--- Activity ---
Looking at the records below, please work out how many lines contain the word "JSON" and give the number alone.

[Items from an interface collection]
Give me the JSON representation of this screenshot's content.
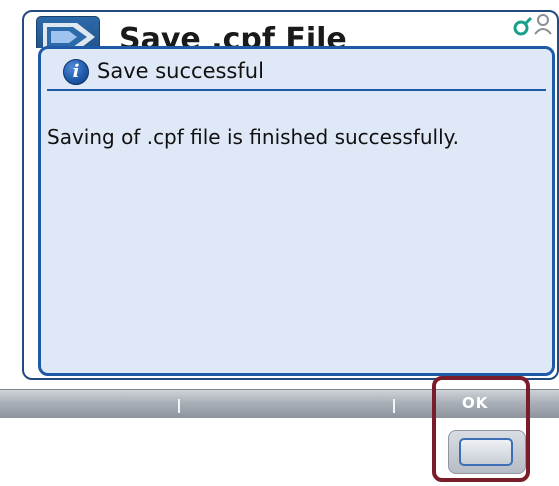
{
  "background_window": {
    "title": "Save .cpf File",
    "icon": "app-arrow-icon",
    "status_icons": [
      "network-icon",
      "user-icon"
    ]
  },
  "dialog": {
    "icon": "info-icon",
    "icon_glyph": "i",
    "title": "Save successful",
    "message": "Saving of .cpf file is finished successfully."
  },
  "toolbar": {
    "ok_label": "OK"
  },
  "colors": {
    "accent": "#1f5aa8",
    "dialog_background": "#dfe8f6",
    "highlight": "#7a1d2a",
    "toolbar": "#aab0b8"
  }
}
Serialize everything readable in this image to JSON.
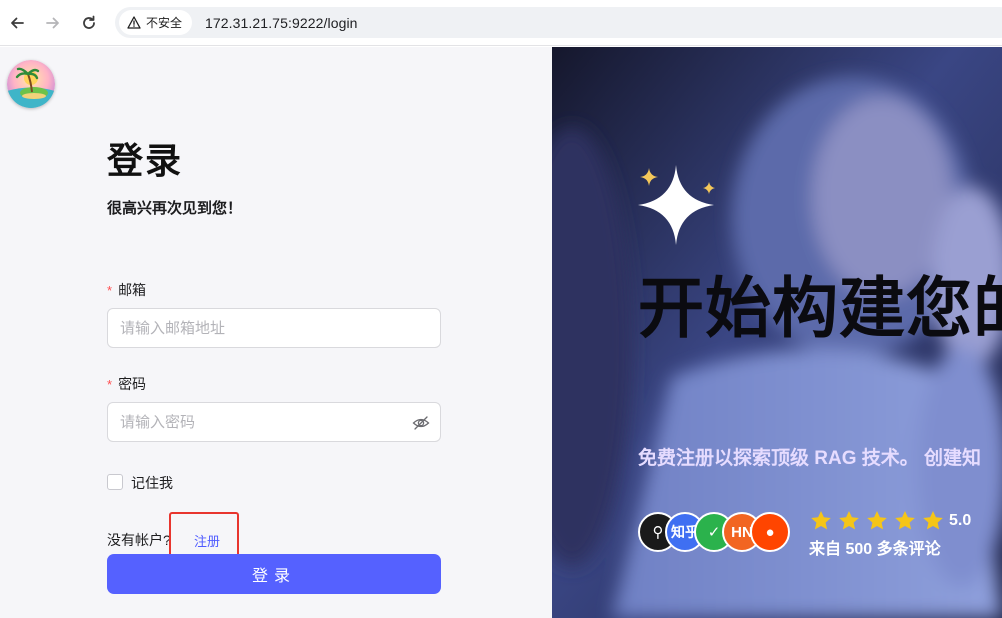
{
  "browser": {
    "security_label": "不安全",
    "url": "172.31.21.75:9222/login"
  },
  "login": {
    "title": "登录",
    "subtitle": "很高兴再次见到您！",
    "email": {
      "label": "邮箱",
      "required_mark": "*",
      "placeholder": "请输入邮箱地址"
    },
    "password": {
      "label": "密码",
      "required_mark": "*",
      "placeholder": "请输入密码"
    },
    "remember_label": "记住我",
    "no_account_text": "没有帐户?",
    "register_link": "注册",
    "submit_label": "登录"
  },
  "hero": {
    "title": "开始构建您的",
    "subtitle": "免费注册以探索顶级 RAG 技术。 创建知",
    "avatars": [
      "github",
      "zhihu",
      "wechat",
      "hacker-news",
      "reddit"
    ],
    "avatar_texts": [
      "⚲",
      "知乎",
      "✓",
      "HN",
      "●"
    ],
    "rating": 5,
    "rating_value": "5.0",
    "review_text": "来自 500 多条评论"
  },
  "colors": {
    "primary": "#5561ff",
    "link": "#4f5bff",
    "required": "#ff4d4f",
    "star": "#f5c518",
    "highlight": "#e8352e"
  }
}
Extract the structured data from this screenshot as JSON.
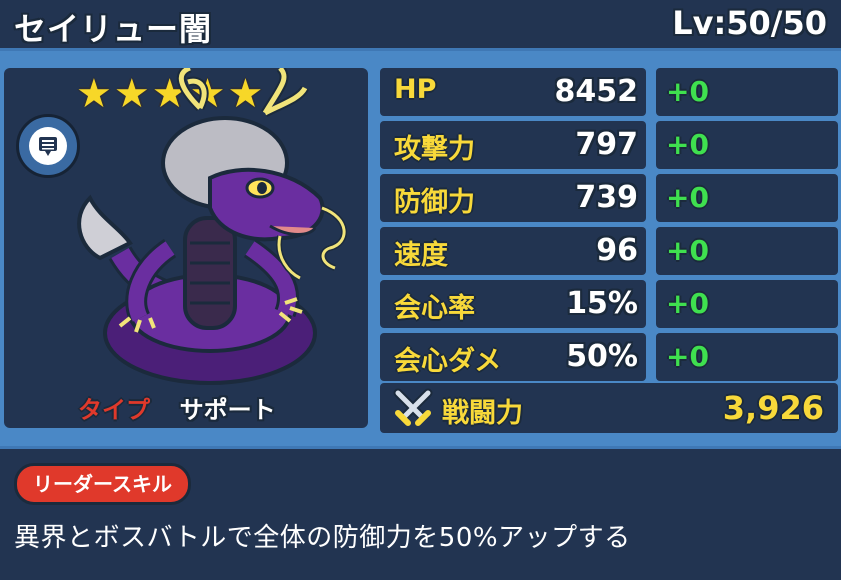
{
  "header": {
    "name": "セイリュー闇",
    "level": "Lv:50/50"
  },
  "character": {
    "rarity_stars": 5,
    "type_label": "タイプ",
    "type_value": "サポート"
  },
  "stats": [
    {
      "label": "HP",
      "value": "8452",
      "bonus": "+0"
    },
    {
      "label": "攻撃力",
      "value": "797",
      "bonus": "+0"
    },
    {
      "label": "防御力",
      "value": "739",
      "bonus": "+0"
    },
    {
      "label": "速度",
      "value": "96",
      "bonus": "+0"
    },
    {
      "label": "会心率",
      "value": "15%",
      "bonus": "+0"
    },
    {
      "label": "会心ダメ",
      "value": "50%",
      "bonus": "+0"
    }
  ],
  "power": {
    "label": "戦闘力",
    "value": "3,926"
  },
  "leader_skill": {
    "badge": "リーダースキル",
    "description": "異界とボスバトルで全体の防御力を50%アップする"
  },
  "colors": {
    "background": "#4a88c6",
    "panel": "#223451",
    "stat_label": "#f8d93a",
    "bonus": "#3fe04f",
    "type_label": "#e0392b",
    "skill_badge": "#e0392b",
    "monster_body": "#6a2ea0"
  },
  "icons": [
    "star-icon",
    "chat-bubble-icon",
    "crossed-swords-icon"
  ]
}
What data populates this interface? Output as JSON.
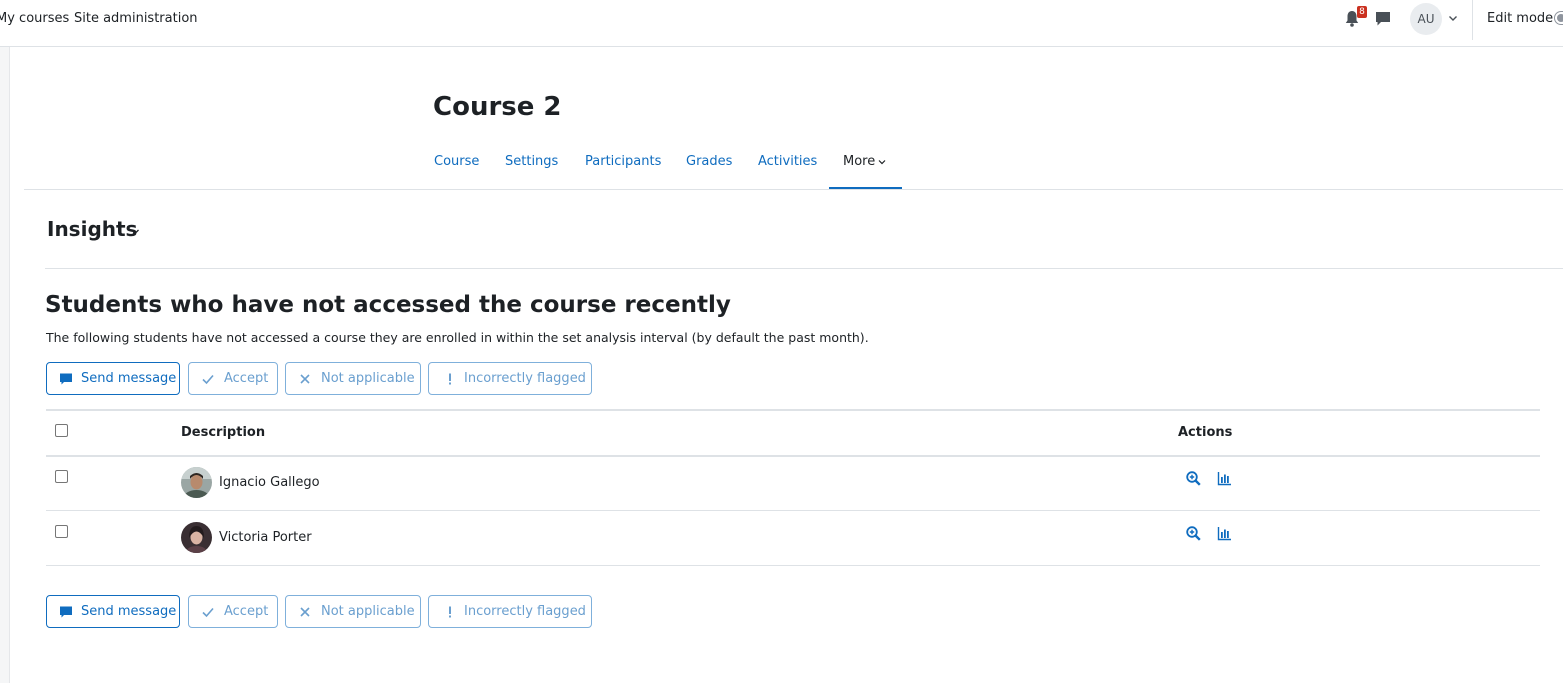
{
  "navbar": {
    "links": [
      "My courses",
      "Site administration"
    ],
    "notifications_count": "8",
    "user_initials": "AU",
    "edit_mode_label": "Edit mode"
  },
  "course": {
    "title": "Course 2",
    "tabs": [
      "Course",
      "Settings",
      "Participants",
      "Grades",
      "Activities",
      "More"
    ],
    "active_tab": "More"
  },
  "insights": {
    "selector_label": "Insights",
    "heading": "Students who have not accessed the course recently",
    "description": "The following students have not accessed a course they are enrolled in within the set analysis interval (by default the past month).",
    "actions": [
      "Send message",
      "Accept",
      "Not applicable",
      "Incorrectly flagged"
    ]
  },
  "table": {
    "headers": {
      "description": "Description",
      "actions": "Actions"
    },
    "rows": [
      {
        "name": "Ignacio Gallego"
      },
      {
        "name": "Victoria Porter"
      }
    ]
  },
  "colors": {
    "primary": "#0f6cbf",
    "text": "#1d2125",
    "border": "#dee2e6",
    "badge": "#ca3120"
  },
  "icons": [
    "bell-icon",
    "chat-icon",
    "chevron-down-icon",
    "message-icon",
    "check-icon",
    "close-icon",
    "exclamation-icon",
    "magnifier-plus-icon",
    "bar-chart-icon"
  ]
}
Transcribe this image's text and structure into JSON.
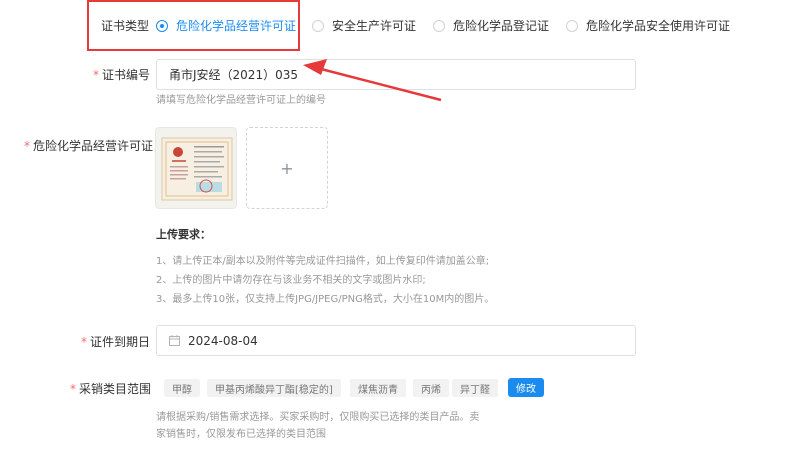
{
  "cert_type": {
    "label": "证书类型",
    "options": [
      "危险化学品经营许可证",
      "安全生产许可证",
      "危险化学品登记证",
      "危险化学品安全使用许可证"
    ],
    "selected_index": 0
  },
  "cert_number": {
    "required_mark": "*",
    "label": "证书编号",
    "value": "甬市J安经（2021）035",
    "hint": "请填写危险化学品经营许可证上的编号"
  },
  "license_upload": {
    "required_mark": "*",
    "label": "危险化学品经营许可证",
    "add_symbol": "+",
    "requirements_title": "上传要求：",
    "requirements": [
      "1、请上传正本/副本以及附件等完成证件扫描件，如上传复印件请加盖公章;",
      "2、上传的图片中请勿存在与该业务不相关的文字或图片水印;",
      "3、最多上传10张，仅支持上传JPG/JPEG/PNG格式，大小在10M内的图片。"
    ]
  },
  "expiry": {
    "required_mark": "*",
    "label": "证件到期日",
    "value": "2024-08-04"
  },
  "category": {
    "required_mark": "*",
    "label": "采销类目范围",
    "tags": [
      "甲醇",
      "甲基丙烯酸异丁酯[稳定的]",
      "煤焦沥青",
      "丙烯",
      "异丁醛"
    ],
    "modify_label": "修改",
    "hint_line1": "请根据采购/销售需求选择。买家采购时，仅限购买已选择的类目产品。卖",
    "hint_line2": "家销售时，仅限发布已选择的类目范围"
  },
  "colors": {
    "accent": "#1a8cf0",
    "required": "#f56c6c",
    "annotation": "#e63a3a"
  }
}
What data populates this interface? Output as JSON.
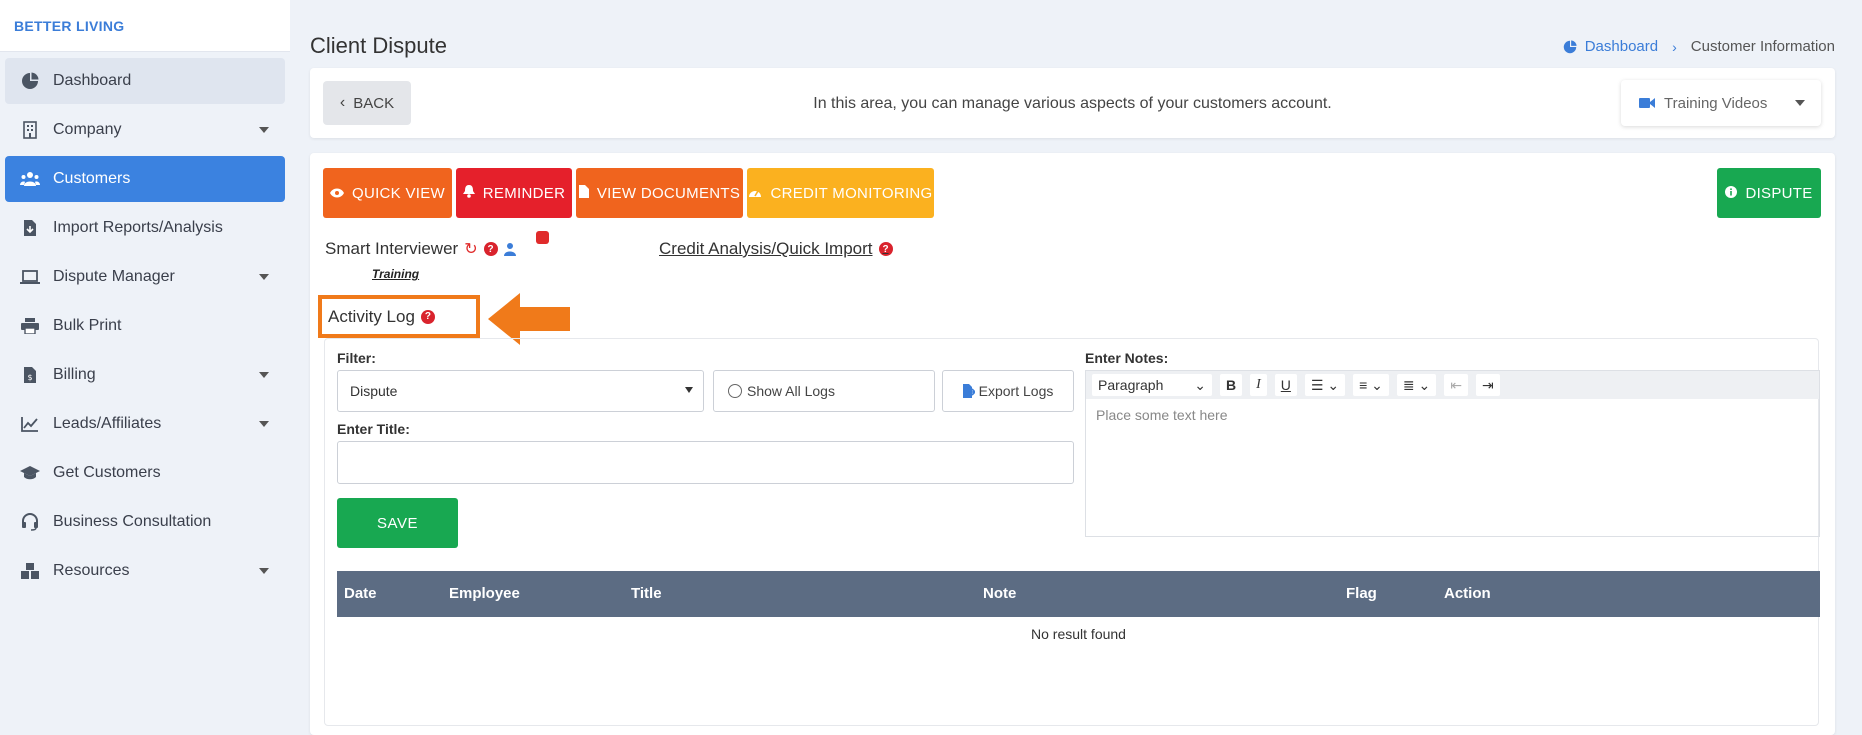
{
  "brand": "BETTER LIVING",
  "sidebar": {
    "items": [
      {
        "label": "Dashboard",
        "icon": "dashboard-icon"
      },
      {
        "label": "Company",
        "icon": "building-icon"
      },
      {
        "label": "Customers",
        "icon": "users-icon"
      },
      {
        "label": "Import Reports/Analysis",
        "icon": "file-import-icon"
      },
      {
        "label": "Dispute Manager",
        "icon": "laptop-icon"
      },
      {
        "label": "Bulk Print",
        "icon": "print-icon"
      },
      {
        "label": "Billing",
        "icon": "invoice-icon"
      },
      {
        "label": "Leads/Affiliates",
        "icon": "chart-line-icon"
      },
      {
        "label": "Get Customers",
        "icon": "graduation-cap-icon"
      },
      {
        "label": "Business Consultation",
        "icon": "headset-icon"
      },
      {
        "label": "Resources",
        "icon": "boxes-icon"
      }
    ]
  },
  "header": {
    "title": "Client Dispute",
    "breadcrumb": {
      "home": "Dashboard",
      "current": "Customer Information"
    }
  },
  "topbar": {
    "back": "BACK",
    "info": "In this area, you can manage various aspects of your customers account.",
    "training_videos": "Training Videos"
  },
  "actions": {
    "quick_view": "QUICK VIEW",
    "reminder": "REMINDER",
    "view_documents": "VIEW DOCUMENTS",
    "credit_monitoring": "CREDIT MONITORING",
    "dispute": "DISPUTE"
  },
  "colors": {
    "quick_view": "#f0641e",
    "reminder": "#e5202b",
    "view_documents": "#f0641e",
    "credit_monitoring": "#fbb11f",
    "dispute": "#18a851",
    "highlight": "#f07a1a",
    "active_nav": "#3b82e0"
  },
  "links": {
    "smart_interviewer": "Smart Interviewer",
    "training": "Training",
    "credit_analysis": "Credit Analysis/Quick Import"
  },
  "activity_log": {
    "title": "Activity Log",
    "filter_label": "Filter:",
    "filter_value": "Dispute",
    "show_all": "Show All Logs",
    "export": "Export Logs",
    "title_label": "Enter Title:",
    "notes_label": "Enter Notes:",
    "paragraph": "Paragraph",
    "editor_placeholder": "Place some text here",
    "save": "SAVE",
    "columns": [
      "Date",
      "Employee",
      "Title",
      "Note",
      "Flag",
      "Action"
    ],
    "empty": "No result found"
  }
}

--- Result of this exercise ---
6